▶ EXERCISE REQUIREMENTS:
Please print every record that follows, keeping each one exactly as it is.
--
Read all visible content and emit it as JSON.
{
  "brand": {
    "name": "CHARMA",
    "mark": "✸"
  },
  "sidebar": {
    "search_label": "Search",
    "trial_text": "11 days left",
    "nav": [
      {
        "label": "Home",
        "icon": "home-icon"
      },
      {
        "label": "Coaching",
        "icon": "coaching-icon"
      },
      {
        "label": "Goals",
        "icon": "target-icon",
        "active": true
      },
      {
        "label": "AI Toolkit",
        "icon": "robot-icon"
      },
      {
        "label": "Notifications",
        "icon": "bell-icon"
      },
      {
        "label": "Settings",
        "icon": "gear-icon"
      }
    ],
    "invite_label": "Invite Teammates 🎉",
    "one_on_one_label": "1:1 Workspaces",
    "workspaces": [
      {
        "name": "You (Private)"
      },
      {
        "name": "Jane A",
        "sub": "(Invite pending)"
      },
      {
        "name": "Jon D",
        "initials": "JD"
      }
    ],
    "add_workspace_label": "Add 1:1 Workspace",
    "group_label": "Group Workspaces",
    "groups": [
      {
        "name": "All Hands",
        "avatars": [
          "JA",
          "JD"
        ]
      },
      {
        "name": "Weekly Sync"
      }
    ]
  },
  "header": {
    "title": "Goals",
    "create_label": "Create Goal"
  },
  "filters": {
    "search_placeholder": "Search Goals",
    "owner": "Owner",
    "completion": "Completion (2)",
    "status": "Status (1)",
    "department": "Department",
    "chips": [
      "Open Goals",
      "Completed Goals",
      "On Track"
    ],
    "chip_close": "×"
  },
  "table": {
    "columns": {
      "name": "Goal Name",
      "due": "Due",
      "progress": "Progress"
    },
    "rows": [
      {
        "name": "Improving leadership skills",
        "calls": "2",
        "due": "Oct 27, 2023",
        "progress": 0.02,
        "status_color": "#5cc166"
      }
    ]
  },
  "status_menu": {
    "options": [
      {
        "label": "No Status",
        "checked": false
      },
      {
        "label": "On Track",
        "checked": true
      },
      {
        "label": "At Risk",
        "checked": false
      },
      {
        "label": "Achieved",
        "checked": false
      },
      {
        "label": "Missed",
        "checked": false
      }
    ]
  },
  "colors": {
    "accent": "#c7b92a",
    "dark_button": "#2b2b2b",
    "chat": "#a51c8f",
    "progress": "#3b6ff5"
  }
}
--
▶ RESULT OF THIS TASK:
Read all visible content and emit it as JSON.
{
  "brand": {
    "name": "CHARMA",
    "mark": "✸"
  },
  "sidebar": {
    "search_label": "Search",
    "trial_text": "11 days left",
    "nav": [
      {
        "label": "Home",
        "icon": "home-icon"
      },
      {
        "label": "Coaching",
        "icon": "coaching-icon"
      },
      {
        "label": "Goals",
        "icon": "target-icon",
        "active": true
      },
      {
        "label": "AI Toolkit",
        "icon": "robot-icon"
      },
      {
        "label": "Notifications",
        "icon": "bell-icon"
      },
      {
        "label": "Settings",
        "icon": "gear-icon"
      }
    ],
    "invite_label": "Invite Teammates 🎉",
    "one_on_one_label": "1:1 Workspaces",
    "workspaces": [
      {
        "name": "You (Private)"
      },
      {
        "name": "Jane A",
        "sub": "(Invite pending)"
      },
      {
        "name": "Jon D",
        "initials": "JD"
      }
    ],
    "add_workspace_label": "Add 1:1 Workspace",
    "group_label": "Group Workspaces",
    "groups": [
      {
        "name": "All Hands",
        "avatars": [
          "JA",
          "JD"
        ]
      },
      {
        "name": "Weekly Sync"
      }
    ]
  },
  "header": {
    "title": "Goals",
    "create_label": "Create Goal"
  },
  "filters": {
    "search_placeholder": "Search Goals",
    "owner": "Owner",
    "completion": "Completion (2)",
    "status": "Status (1)",
    "department": "Department",
    "chips": [
      "Open Goals",
      "Completed Goals",
      "On Track"
    ],
    "chip_close": "×"
  },
  "table": {
    "columns": {
      "name": "Goal Name",
      "due": "Due",
      "progress": "Progress"
    },
    "rows": [
      {
        "name": "Improving leadership skills",
        "calls": "2",
        "due": "Oct 27, 2023",
        "progress": 0.02,
        "status_color": "#5cc166"
      }
    ]
  },
  "status_menu": {
    "options": [
      {
        "label": "No Status",
        "checked": false
      },
      {
        "label": "On Track",
        "checked": true
      },
      {
        "label": "At Risk",
        "checked": false
      },
      {
        "label": "Achieved",
        "checked": false
      },
      {
        "label": "Missed",
        "checked": false
      }
    ]
  },
  "colors": {
    "accent": "#c7b92a",
    "dark_button": "#2b2b2b",
    "chat": "#a51c8f",
    "progress": "#3b6ff5"
  }
}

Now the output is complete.